Stored records
____

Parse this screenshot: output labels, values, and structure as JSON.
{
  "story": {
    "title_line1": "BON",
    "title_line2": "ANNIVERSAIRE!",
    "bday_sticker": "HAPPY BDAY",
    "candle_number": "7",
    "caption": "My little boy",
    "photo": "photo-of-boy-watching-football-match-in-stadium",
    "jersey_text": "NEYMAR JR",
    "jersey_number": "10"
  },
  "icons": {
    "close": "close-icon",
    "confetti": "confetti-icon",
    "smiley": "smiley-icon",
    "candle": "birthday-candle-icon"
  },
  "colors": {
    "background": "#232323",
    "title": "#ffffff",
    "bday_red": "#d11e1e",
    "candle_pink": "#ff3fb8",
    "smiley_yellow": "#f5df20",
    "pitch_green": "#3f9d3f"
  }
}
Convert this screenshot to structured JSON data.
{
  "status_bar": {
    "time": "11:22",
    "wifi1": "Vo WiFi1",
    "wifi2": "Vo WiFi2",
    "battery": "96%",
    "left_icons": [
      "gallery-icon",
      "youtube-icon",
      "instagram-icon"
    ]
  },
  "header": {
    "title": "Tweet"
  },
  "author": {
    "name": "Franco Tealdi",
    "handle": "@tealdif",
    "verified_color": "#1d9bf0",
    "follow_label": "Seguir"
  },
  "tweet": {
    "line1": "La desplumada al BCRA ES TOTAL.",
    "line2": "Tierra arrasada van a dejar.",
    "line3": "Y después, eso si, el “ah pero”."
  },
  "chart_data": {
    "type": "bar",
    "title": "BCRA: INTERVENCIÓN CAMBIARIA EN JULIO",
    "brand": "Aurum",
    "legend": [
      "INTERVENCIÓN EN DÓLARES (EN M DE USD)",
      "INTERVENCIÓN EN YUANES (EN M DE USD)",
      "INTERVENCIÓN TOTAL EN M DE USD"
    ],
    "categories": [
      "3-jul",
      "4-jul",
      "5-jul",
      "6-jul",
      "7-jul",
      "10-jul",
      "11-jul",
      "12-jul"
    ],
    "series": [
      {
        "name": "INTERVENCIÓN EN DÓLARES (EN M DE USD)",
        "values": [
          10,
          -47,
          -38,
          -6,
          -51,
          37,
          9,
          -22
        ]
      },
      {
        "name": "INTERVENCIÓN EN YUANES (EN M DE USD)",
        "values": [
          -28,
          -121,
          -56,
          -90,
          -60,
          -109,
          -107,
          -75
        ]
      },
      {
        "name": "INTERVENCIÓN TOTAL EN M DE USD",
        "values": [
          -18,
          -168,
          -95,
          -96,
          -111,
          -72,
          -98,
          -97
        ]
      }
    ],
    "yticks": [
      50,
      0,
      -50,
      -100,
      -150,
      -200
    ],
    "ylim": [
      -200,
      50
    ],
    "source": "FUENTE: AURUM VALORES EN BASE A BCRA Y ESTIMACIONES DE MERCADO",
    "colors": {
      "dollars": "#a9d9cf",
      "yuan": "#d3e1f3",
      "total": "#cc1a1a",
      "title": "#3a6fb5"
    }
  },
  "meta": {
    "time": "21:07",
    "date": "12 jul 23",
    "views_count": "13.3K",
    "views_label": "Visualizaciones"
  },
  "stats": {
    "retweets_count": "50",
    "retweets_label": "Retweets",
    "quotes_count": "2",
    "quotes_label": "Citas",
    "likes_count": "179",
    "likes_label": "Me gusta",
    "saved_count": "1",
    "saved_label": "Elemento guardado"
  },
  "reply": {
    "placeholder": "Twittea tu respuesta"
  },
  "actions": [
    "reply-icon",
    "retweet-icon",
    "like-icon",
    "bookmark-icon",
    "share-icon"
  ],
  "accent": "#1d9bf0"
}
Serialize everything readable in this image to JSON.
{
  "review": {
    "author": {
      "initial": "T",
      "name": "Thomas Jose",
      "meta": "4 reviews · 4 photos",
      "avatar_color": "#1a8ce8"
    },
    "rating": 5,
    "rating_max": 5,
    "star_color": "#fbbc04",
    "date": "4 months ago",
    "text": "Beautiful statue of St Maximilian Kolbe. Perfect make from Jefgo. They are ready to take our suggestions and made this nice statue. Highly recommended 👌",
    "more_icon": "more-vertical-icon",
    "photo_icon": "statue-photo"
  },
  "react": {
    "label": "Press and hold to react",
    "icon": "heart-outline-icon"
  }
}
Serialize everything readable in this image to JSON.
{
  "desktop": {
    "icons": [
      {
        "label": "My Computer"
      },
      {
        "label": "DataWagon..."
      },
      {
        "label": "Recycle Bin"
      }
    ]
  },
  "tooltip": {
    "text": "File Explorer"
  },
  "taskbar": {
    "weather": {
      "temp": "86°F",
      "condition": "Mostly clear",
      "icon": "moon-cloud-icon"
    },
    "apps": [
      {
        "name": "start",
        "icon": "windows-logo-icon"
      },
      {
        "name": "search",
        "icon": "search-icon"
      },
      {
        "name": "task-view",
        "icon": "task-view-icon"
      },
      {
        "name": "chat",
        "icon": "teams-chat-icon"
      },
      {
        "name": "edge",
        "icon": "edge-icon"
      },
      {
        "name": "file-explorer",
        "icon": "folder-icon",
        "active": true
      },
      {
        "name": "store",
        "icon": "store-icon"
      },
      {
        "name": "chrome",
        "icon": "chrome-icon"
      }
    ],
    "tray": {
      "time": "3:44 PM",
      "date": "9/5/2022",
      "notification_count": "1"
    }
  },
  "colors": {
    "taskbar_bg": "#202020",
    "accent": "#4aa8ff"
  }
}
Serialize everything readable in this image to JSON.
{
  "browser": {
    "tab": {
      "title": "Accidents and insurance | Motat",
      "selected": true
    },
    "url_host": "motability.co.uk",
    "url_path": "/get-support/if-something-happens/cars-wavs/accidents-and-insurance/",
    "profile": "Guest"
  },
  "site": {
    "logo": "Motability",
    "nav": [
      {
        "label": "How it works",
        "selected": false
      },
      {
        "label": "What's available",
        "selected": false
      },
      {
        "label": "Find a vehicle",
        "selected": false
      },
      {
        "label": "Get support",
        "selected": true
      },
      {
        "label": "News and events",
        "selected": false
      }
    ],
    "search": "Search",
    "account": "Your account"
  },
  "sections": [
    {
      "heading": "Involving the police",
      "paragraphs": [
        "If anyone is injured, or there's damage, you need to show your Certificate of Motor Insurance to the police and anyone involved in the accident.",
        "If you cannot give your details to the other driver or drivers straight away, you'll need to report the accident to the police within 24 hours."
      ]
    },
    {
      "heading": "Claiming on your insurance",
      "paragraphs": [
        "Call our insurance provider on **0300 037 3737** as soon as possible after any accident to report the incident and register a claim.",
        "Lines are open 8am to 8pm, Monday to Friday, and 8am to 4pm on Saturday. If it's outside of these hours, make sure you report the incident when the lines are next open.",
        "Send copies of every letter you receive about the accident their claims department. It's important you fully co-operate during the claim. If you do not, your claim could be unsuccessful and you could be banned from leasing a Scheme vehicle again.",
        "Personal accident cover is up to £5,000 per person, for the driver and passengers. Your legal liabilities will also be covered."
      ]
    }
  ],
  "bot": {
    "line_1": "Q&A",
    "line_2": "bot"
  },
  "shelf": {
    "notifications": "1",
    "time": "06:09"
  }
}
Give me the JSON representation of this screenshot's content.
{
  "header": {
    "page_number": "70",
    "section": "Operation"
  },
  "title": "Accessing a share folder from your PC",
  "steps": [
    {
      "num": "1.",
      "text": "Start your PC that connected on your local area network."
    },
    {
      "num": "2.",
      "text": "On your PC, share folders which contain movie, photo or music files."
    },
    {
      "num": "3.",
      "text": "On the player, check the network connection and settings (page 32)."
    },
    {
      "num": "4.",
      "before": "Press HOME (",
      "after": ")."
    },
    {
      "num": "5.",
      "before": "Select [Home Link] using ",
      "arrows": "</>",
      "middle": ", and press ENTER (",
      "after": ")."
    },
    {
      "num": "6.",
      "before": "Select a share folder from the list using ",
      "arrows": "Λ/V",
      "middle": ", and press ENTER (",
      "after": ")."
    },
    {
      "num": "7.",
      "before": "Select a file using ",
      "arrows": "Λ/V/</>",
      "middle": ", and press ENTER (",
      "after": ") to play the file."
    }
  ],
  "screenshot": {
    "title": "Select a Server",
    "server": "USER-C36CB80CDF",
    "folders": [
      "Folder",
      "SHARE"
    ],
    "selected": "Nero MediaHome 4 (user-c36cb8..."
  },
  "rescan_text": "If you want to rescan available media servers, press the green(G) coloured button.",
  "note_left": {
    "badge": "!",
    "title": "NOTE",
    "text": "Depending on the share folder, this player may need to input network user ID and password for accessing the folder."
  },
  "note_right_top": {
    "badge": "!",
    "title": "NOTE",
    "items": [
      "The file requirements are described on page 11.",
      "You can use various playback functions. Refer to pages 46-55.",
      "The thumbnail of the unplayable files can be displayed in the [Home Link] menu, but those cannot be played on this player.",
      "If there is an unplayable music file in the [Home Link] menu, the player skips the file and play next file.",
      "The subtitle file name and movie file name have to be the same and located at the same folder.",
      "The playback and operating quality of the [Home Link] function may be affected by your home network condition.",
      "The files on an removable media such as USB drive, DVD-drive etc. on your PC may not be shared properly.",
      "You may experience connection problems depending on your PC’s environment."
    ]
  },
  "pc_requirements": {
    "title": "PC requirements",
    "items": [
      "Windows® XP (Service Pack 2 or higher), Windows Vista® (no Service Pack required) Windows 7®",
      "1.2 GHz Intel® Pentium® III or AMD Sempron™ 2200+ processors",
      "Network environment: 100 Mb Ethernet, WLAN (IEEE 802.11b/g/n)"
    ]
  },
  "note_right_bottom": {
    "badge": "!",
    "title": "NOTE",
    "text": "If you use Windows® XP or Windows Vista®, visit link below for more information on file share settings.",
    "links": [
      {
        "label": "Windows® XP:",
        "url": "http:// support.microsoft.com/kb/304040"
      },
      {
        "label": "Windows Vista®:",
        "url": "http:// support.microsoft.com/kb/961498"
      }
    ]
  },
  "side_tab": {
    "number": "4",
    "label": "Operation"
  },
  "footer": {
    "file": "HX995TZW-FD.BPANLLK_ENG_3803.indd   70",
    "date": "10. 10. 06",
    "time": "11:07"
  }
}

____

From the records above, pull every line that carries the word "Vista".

## Task result:
      "Windows® XP (Service Pack 2 or higher), Windows Vista® (no Service Pack required) Windows 7®",
    "text": "If you use Windows® XP or Windows Vista®, visit link below for more information on file share settings.",
        "label": "Windows Vista®:",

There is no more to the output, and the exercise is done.